Canvas: Optimizing Canvas Courses for Accessibility
Tuesday, September 25 9:00-11:30 a.m. EDT
This hands-on workshop will prepare participants using Canvas to optimize their content for accessibility. Participants will be guided through the steps for identifying areas of content to optimize, optimizing content when using the Rich Content Editor, creating extended deadlines for quiz and assignment submissions, and utilizing recommended guidelines for optimizing quizzes for accessibility. Register and learn more information
Canvas: Creating & Delivering Effective Content
Tuesday, October 9, 1:00-3:30 p.m. EDT or Wednesday, October 10, 9:00-11:30 a.m. EDT
This hands-on workshop will guide participants through the options for delivering course content through Canvas. Participants in this workshop will learn how to create and manage Modules and Pages through hands-on practice and facilitated exploration of Canvas’s related features and options.
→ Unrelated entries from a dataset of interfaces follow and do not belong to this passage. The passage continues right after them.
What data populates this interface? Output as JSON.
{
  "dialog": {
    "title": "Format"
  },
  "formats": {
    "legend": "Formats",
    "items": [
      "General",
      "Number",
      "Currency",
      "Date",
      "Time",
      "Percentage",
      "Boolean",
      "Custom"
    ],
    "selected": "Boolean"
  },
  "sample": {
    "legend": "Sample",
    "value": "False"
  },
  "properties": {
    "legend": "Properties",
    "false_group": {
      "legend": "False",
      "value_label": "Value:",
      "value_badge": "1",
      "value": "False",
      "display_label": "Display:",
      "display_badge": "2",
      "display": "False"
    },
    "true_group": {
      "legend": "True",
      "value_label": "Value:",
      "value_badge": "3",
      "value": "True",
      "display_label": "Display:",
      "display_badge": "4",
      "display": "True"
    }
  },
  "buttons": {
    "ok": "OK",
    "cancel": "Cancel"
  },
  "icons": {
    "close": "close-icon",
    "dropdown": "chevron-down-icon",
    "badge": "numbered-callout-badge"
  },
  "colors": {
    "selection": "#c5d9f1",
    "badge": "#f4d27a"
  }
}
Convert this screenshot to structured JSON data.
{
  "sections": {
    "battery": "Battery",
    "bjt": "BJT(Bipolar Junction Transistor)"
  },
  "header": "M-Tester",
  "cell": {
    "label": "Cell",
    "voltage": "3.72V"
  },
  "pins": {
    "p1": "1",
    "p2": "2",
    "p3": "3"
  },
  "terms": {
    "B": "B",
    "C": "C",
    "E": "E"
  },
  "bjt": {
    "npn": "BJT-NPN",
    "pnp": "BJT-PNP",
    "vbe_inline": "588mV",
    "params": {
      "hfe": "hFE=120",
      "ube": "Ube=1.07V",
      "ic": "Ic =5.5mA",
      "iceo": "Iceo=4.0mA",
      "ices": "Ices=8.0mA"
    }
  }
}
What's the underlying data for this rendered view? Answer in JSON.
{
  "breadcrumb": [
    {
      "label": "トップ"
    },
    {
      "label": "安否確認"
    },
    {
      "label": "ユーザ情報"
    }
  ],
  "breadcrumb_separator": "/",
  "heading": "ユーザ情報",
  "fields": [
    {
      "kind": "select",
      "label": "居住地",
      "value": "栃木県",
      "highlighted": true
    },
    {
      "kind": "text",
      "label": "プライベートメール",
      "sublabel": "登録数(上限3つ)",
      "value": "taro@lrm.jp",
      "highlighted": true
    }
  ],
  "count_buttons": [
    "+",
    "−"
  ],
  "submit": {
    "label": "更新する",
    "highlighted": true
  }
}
Register and learn more information
Canvas Brown Bag: Quizzes and Grading for Large Enrollment Classes
Wednesday, October 17 12:00-1:00 p.m. EDT
In this brown bag, learn and discuss tips and tricks for addressing common issues. You will walk away with new ideas for assessing, grading, and providing feedback to your students in your large (more than 50 students) enrollment courses. Register and learn more information
Canvas: An Introduction
Wednesday, November 7 10:00-11:00 a.m. EDT
In this discussion-oriented seminar, participants will be introduced to the fundamentals of Canvas at Penn State and will examine the best uses of the tool for teaching and learning. Register and learn more information
Canvas: Creating Assignments & Quizzes
Wednesday, November 14 9:00-11:30 a.m. EDT
This hands-on workshop will prepare participants to design and deliver assessments through Canvas. Participants will be guided through the steps to creating assignments and quizzes, selecting assignment and quiz settings, and adding questions to a quiz. Participants will also explore assessment options and settings within Canvas, including settings for question display, interaction, review, and feedback. Register and learn more information
Canvas Brown Bag: Transition Your Course to a New Semester
Thursday, November 29 12:00-1:00 p.m. EDT
This one-hour demonstration will outline tasks to complete in your courses at the end of the current semester and the beginning of a new semester to make the transition to each new term as smooth as possible. You will review both essential and recommended tasks along with how-to resources and suggested timelines. Participants will leave with practical strategies to enhance their existing course management and organization strategies in Canvas. Register and learn more information
SRTEs Go Mobile!
This semester students can choose to submit SRTEs using the new mobile friendly web version for phones and tablets. No app download is necessary, upon sign-in students will see this option when they have active SRTEs to complete. Students may find it convenient to respond to open-ended questions using the voice-recognition built into their mobile devices.
Screen shot of Mobile SRTE icon.
When students choose the mobile option, they will see only one question at a time, rather than the entire SRTE form on their screens.
The regular web version SRTE is still available for students with laptops or without mobile devices.
Faculty will also be able to use the mobile version to check response rates for courses with active SRTEs. Those faculty who are concerned about response rates will be interested in taking advantage of this new functionality by asking students with mobile devices to complete their SRTEs during class.
Faculty: please remember that if you set aside class time for students to complete the SRTE, you need to leave the room.